Why the quality of research matters

Tuesday September 29 2020


By Gilbert Nakweya

Academics in Africa need to interrogate what value their publications actually contribute to society and focus on the quality of research rather than hyper-prolific scholarship, according to Professor Tade Aina, executive director of the Nairobi-headquartered Partnership for African Social and Governance Research.

Aina said increased emphasis on publication in both the academies of science and arts has adversely affected the quality of research, especially with the rise of predatory journals that drive young scholars in their thirst for mobility.

“If a university lecturer produces 70 articles in a year, what else do they do?” asked Aina, formerly the programme director of the Higher Education and Libraries in Africa Programme for the Carnegie Corporation of New York.

He said a scholar does not need 100 publications to make an impact in a given field. “You can open debate with a few critical publications that give direction, for instance, on policy,” he said.

Aina said Covid-19 has challenged Africa to re-imagine its university systems. “This calls for reflection on the balance between excellence in publication and the numbers of publications and their impact on teaching in universities,” Aina said.

He urged universities to narrow their research focus to local needs of the communities in which they operate while still addressing universal questions of health-care, climate change and the production of and access to energy.


According to Dr Fibian Lukalo, director of research and advocacy at the National Land Commission of Kenya, the pressure to publish and its link to promotions is real in Kenyan universities.

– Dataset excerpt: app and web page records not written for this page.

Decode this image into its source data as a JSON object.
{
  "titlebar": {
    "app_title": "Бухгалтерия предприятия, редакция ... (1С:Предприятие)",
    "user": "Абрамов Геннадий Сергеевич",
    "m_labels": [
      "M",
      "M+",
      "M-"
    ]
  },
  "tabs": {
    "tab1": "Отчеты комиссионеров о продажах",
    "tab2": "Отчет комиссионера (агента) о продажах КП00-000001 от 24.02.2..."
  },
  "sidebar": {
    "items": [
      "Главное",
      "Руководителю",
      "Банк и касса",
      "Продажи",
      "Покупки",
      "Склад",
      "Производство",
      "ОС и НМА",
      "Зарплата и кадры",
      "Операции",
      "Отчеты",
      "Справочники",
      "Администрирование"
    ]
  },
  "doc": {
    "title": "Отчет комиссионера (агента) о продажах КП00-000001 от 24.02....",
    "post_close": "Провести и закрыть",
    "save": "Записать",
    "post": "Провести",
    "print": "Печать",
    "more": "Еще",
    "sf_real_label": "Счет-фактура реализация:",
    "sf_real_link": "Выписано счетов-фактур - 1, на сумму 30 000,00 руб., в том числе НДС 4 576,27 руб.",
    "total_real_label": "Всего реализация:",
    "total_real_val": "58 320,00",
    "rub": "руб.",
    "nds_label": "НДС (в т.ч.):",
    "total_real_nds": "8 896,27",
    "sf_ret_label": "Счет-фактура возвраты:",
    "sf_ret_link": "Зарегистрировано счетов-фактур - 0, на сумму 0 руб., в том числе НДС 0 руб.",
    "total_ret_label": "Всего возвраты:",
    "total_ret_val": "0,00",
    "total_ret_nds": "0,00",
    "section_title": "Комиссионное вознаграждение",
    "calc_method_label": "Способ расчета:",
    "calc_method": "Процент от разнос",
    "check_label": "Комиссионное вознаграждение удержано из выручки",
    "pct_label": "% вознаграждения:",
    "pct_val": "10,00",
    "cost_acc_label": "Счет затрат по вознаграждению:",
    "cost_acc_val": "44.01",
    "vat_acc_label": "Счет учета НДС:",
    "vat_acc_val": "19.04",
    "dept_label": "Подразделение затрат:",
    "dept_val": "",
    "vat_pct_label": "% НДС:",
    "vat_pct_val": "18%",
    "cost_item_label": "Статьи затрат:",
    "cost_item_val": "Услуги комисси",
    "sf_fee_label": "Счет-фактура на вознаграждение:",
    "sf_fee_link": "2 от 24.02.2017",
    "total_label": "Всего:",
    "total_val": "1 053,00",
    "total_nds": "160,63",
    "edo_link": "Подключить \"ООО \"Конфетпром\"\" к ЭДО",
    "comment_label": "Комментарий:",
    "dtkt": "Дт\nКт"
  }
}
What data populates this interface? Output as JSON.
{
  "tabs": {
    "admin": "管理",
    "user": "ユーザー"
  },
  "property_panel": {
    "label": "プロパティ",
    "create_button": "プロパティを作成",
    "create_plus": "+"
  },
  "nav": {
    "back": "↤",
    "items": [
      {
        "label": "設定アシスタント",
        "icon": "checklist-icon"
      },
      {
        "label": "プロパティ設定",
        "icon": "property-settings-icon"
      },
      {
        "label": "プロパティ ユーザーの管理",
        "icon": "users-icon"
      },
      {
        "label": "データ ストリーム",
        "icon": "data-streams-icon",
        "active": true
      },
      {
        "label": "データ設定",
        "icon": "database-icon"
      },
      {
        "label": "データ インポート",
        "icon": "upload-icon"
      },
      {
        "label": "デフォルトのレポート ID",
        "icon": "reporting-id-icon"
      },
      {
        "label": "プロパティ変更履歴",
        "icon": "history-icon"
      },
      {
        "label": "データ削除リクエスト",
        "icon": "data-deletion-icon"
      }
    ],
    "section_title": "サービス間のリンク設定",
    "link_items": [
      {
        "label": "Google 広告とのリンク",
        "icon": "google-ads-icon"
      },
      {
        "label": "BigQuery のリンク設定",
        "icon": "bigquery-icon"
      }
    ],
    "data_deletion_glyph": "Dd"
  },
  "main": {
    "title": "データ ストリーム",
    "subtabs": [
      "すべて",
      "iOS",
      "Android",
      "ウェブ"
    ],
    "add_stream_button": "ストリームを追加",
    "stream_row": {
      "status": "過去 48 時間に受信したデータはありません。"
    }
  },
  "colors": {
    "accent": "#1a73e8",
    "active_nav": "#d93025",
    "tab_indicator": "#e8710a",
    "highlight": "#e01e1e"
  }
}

“This pressure may contribute towards an environment in which the rules get softened, for instance, self-publishing taking place … or there is restriction of submissions to university-run journals which do not rank highly … or paying journals to publish one’s work,” said Lukalo, who added that such pressure should be at a system level rather than on individual academicians.

Lukalo said academic writing is not a solitary event as it depends on the “thoughts” of other scholars or practitioners, a supportive environment, funding, time for writing or developing thoughts, library facilities, internet connectivity and conferences, among others.

As such, some universities have incentives to publish, such as promotions, but where the work is published is very important, she said.

She said prestigious journals, such as the Quarterly Journal of Economics published by Oxford University Press, are very attractive to academics. “However, is it easy for an African scholar to publish there as an individual? What about the waiting time between submission and publication? Who are the reviewers?”

According to Lukalo, such top journals perpetuate “privilege” and “fraternity”, which is one of the reasons for the North-South divide in publishing.

While she supports hyper-prolific academic writing, Lukalo cautioned that much of the time, the incentive to publish in high numbers is financial rather than a desire to influence knowledge.Dr Benjamin Gyampoh, a research manager and lecturer at the Kwame Nkrumah University of Science and Technology in Ghana, said it is good for every scientist to publish papers every year. However, it is not easy to be a hyper-prolific scholar.

“Conception of the research, going through the study, writing out the findings and submitting to a journal takes time and great effort. Then the journal takes over and could take time and a number of revisions before the paper gets accepted and published,” he said.

Gyampoh, who is the founding editor-in-chief of the Scientific African journal of the Next Einstein Forum published by Elsevier, said those who fall into the hyper-prolific scholarship bracket are “doing something special and admirable that many scientists aspire to”. However, he cautioned that it may also be possible that some may not be going by the strict guidelines for determining who gets to be named in a paper and actually receive an authorship credit for a work done.

He nonetheless urged African academics to publish their research as often as possible. “There is no other way to say it: there is no advantage in having knowledge and not sharing it with the wider research community,” Gyampoh said.

“Publish or perish is real. When one does not publish, the person perishes in many ways. The saddest way one perishes from not publishing is by becoming irrelevant … Without publishing, one does not get to share what one knows,” Gyampoh said.

“We perish in the lecture rooms before our students; we perish among our colleagues; we perish from the life of our countries and policy-makers if we cannot provide evidence-based solutions to address the many challenges we face as a continent.”

African researchers must focus on issues of critical importance and significance for their countries and continent. It must be relevant and able to offer tangible solutions to the problems affecting Africa.

“We should focus on not just being alive. We should live and thrive by publishing research that is of relevance for our countries and our continent. In our scenario, it is not enough not to perish. We must be alive and kicking and be relevant. If we simply do anything it takes just to publish and not offer solutions that would make the lives of our people better, then we would be ‘living deads’.

Source: University World News.